    More recently, Li et al. [8] have shown that, with the benefit of greater signal availability, unaided professional-grade dual- frequency GPS + BDS + GLONASS RTK can achieve correct integer fixing rates of 76.7% on a 1-hour drive along an urban route in Wuhan, China. But Li et al. do not provide data on the incorrect fixing rate, nor a full error distribution, so the significance of their results is difficult to assess.

    Recent urban RTK testing by Jackson et al. [15] indi- cates that no low-to-mid-range consumer RTK solution offers greater than 35% fixed (integer-resolved) solution availability in urban areas, despite a dense reference network and dual- frequency capability. A key failing of existing receivers ap- pears to be their slow recovery after passing under bridges or overpasses.

    This paper describes and evaluates an unaided RTK posi- tioning system that has been designed for vehicular operation in both rural and urban environments. Preliminary perfor- mance results were published in a conference version of this paper [16]. The current paper improves on the conference ver- sion in four ways: (1) the test route is both more challenging and more comprehensive, (2) a proper independent ground truth trajectory is used as the basis of error evaluation, (3) data modulation wipeoff for improved carrier tracking robustness is applied not only on GPS L1 C/A signals, as previously, but

    now also on SBAS L1 signals, and (4) the performance benefit of vehicle GNSS antenna calibration is assessed.

    This paper’s primary contributions are (i) a demonstration of the performance that can be achieved with a low-cost software-defined unaided RTK GNSS platform in a dense urban environment, and (ii) an evaluation of the relative importance of various factors (e.g., data bit wipeoff, age of reference data, rover antenna calibration, reference network density) to the overall system performance.
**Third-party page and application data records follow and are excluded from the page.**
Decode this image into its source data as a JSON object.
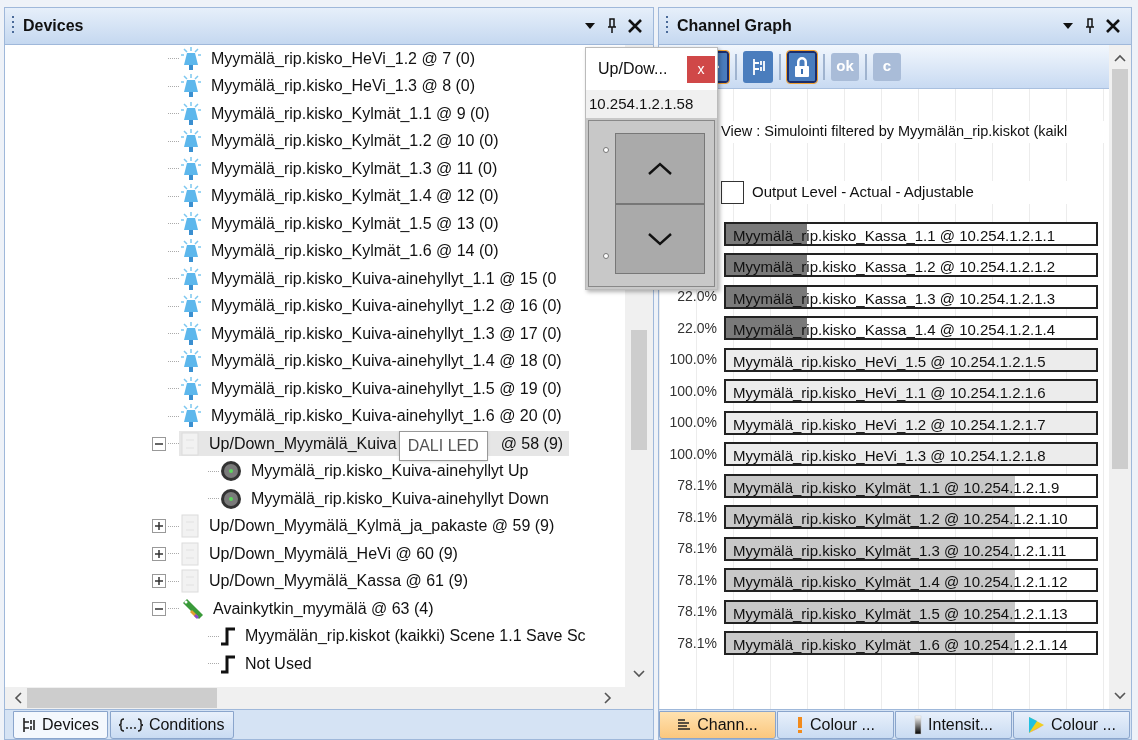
{
  "devices_panel": {
    "title": "Devices",
    "tooltip": "DALI LED",
    "tree": [
      {
        "kind": "light",
        "label": "Myymälä_rip.kisko_HeVi_1.2 @ 7 (0)",
        "selected": false
      },
      {
        "kind": "light",
        "label": "Myymälä_rip.kisko_HeVi_1.3 @ 8 (0)",
        "selected": false
      },
      {
        "kind": "light",
        "label": "Myymälä_rip.kisko_Kylmät_1.1 @ 9 (0)",
        "selected": false
      },
      {
        "kind": "light",
        "label": "Myymälä_rip.kisko_Kylmät_1.2 @ 10 (0)",
        "selected": false
      },
      {
        "kind": "light",
        "label": "Myymälä_rip.kisko_Kylmät_1.3 @ 11 (0)",
        "selected": false
      },
      {
        "kind": "light",
        "label": "Myymälä_rip.kisko_Kylmät_1.4 @ 12 (0)",
        "selected": false
      },
      {
        "kind": "light",
        "label": "Myymälä_rip.kisko_Kylmät_1.5 @ 13 (0)",
        "selected": false
      },
      {
        "kind": "light",
        "label": "Myymälä_rip.kisko_Kylmät_1.6 @ 14 (0)",
        "selected": false
      },
      {
        "kind": "light",
        "label": "Myymälä_rip.kisko_Kuiva-ainehyllyt_1.1 @ 15 (0",
        "selected": false
      },
      {
        "kind": "light",
        "label": "Myymälä_rip.kisko_Kuiva-ainehyllyt_1.2 @ 16 (0)",
        "selected": false
      },
      {
        "kind": "light",
        "label": "Myymälä_rip.kisko_Kuiva-ainehyllyt_1.3 @ 17 (0)",
        "selected": false
      },
      {
        "kind": "light",
        "label": "Myymälä_rip.kisko_Kuiva-ainehyllyt_1.4 @ 18 (0)",
        "selected": false
      },
      {
        "kind": "light",
        "label": "Myymälä_rip.kisko_Kuiva-ainehyllyt_1.5 @ 19 (0)",
        "selected": false
      },
      {
        "kind": "light",
        "label": "Myymälä_rip.kisko_Kuiva-ainehyllyt_1.6 @ 20 (0)",
        "selected": false
      },
      {
        "kind": "updown",
        "label": "Up/Down_Myymälä_Kuiva",
        "label_end": "@ 58 (9)",
        "selected": true,
        "expanded": true,
        "children": [
          {
            "kind": "button",
            "label": "Myymälä_rip.kisko_Kuiva-ainehyllyt Up",
            "selected": false
          },
          {
            "kind": "button",
            "label": "Myymälä_rip.kisko_Kuiva-ainehyllyt Down",
            "selected": false
          }
        ]
      },
      {
        "kind": "updown",
        "label": "Up/Down_Myymälä_Kylmä_ja_pakaste @ 59 (9)",
        "selected": false,
        "expanded": false
      },
      {
        "kind": "updown",
        "label": "Up/Down_Myymälä_HeVi @ 60 (9)",
        "selected": false,
        "expanded": false
      },
      {
        "kind": "updown",
        "label": "Up/Down_Myymälä_Kassa @ 61 (9)",
        "selected": false,
        "expanded": false
      },
      {
        "kind": "switch",
        "label": "Avainkytkin_myymälä @ 63 (4)",
        "selected": false,
        "expanded": true,
        "children": [
          {
            "kind": "scene",
            "label": "Myymälän_rip.kiskot (kaikki) Scene 1.1 Save Sc",
            "selected": false
          },
          {
            "kind": "scene",
            "label": "Not Used",
            "selected": false
          }
        ]
      }
    ]
  },
  "popup": {
    "title": "Up/Dow...",
    "close": "x",
    "address": "10.254.1.2.1.58"
  },
  "channel_panel": {
    "title": "Channel Graph",
    "toolbar": [
      {
        "kind": "people",
        "selected": true
      },
      {
        "kind": "tree",
        "selected": false
      },
      {
        "kind": "lock",
        "selected": true
      },
      {
        "kind": "text",
        "label": "ok",
        "disabled": true
      },
      {
        "kind": "text",
        "label": "c",
        "disabled": true
      }
    ],
    "view_text": "View : Simulointi filtered by Myymälän_rip.kiskot (kaikl",
    "checkbox": {
      "label": "Output Level - Actual - Adjustable",
      "checked": false
    },
    "channels": [
      {
        "label": "Myymälä_rip.kisko_Kassa_1.1 @ 10.254.1.2.1.1",
        "level": 0.22,
        "color": "#7a7a7a"
      },
      {
        "label": "Myymälä_rip.kisko_Kassa_1.2 @ 10.254.1.2.1.2",
        "level": 0.22,
        "color": "#7a7a7a"
      },
      {
        "percent": "22.0%",
        "label": "Myymälä_rip.kisko_Kassa_1.3 @ 10.254.1.2.1.3",
        "level": 0.22,
        "color": "#7a7a7a"
      },
      {
        "percent": "22.0%",
        "label": "Myymälä_rip.kisko_Kassa_1.4 @ 10.254.1.2.1.4",
        "level": 0.22,
        "color": "#7a7a7a"
      },
      {
        "percent": "100.0%",
        "label": "Myymälä_rip.kisko_HeVi_1.5 @ 10.254.1.2.1.5",
        "level": 1,
        "color": "#ececec"
      },
      {
        "percent": "100.0%",
        "label": "Myymälä_rip.kisko_HeVi_1.1 @ 10.254.1.2.1.6",
        "level": 1,
        "color": "#ececec"
      },
      {
        "percent": "100.0%",
        "label": "Myymälä_rip.kisko_HeVi_1.2 @ 10.254.1.2.1.7",
        "level": 1,
        "color": "#ececec"
      },
      {
        "percent": "100.0%",
        "label": "Myymälä_rip.kisko_HeVi_1.3 @ 10.254.1.2.1.8",
        "level": 1,
        "color": "#ececec"
      },
      {
        "percent": "78.1%",
        "label": "Myymälä_rip.kisko_Kylmät_1.1 @ 10.254.1.2.1.9",
        "level": 0.781,
        "color": "#c8c8c8"
      },
      {
        "percent": "78.1%",
        "label": "Myymälä_rip.kisko_Kylmät_1.2 @ 10.254.1.2.1.10",
        "level": 0.781,
        "color": "#c8c8c8"
      },
      {
        "percent": "78.1%",
        "label": "Myymälä_rip.kisko_Kylmät_1.3 @ 10.254.1.2.1.11",
        "level": 0.781,
        "color": "#c8c8c8"
      },
      {
        "percent": "78.1%",
        "label": "Myymälä_rip.kisko_Kylmät_1.4 @ 10.254.1.2.1.12",
        "level": 0.781,
        "color": "#c8c8c8"
      },
      {
        "percent": "78.1%",
        "label": "Myymälä_rip.kisko_Kylmät_1.5 @ 10.254.1.2.1.13",
        "level": 0.781,
        "color": "#c8c8c8"
      },
      {
        "percent": "78.1%",
        "label": "Myymälä_rip.kisko_Kylmät_1.6 @ 10.254.1.2.1.14",
        "level": 0.781,
        "color": "#c8c8c8"
      }
    ]
  },
  "left_tabs": [
    {
      "kind": "devices",
      "label": "Devices",
      "selected": true
    },
    {
      "kind": "conditions",
      "label": "Conditions",
      "selected": false
    }
  ],
  "right_tabs": [
    {
      "kind": "list",
      "label": "Chann...",
      "selected": true
    },
    {
      "kind": "colour",
      "label": "Colour ...",
      "selected": false
    },
    {
      "kind": "intensity",
      "label": "Intensit...",
      "selected": false
    },
    {
      "kind": "rainbow",
      "label": "Colour ...",
      "selected": false
    }
  ]
}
    To stimulate further innovation in urban precise position- ing, all data from this paper’s urban drivi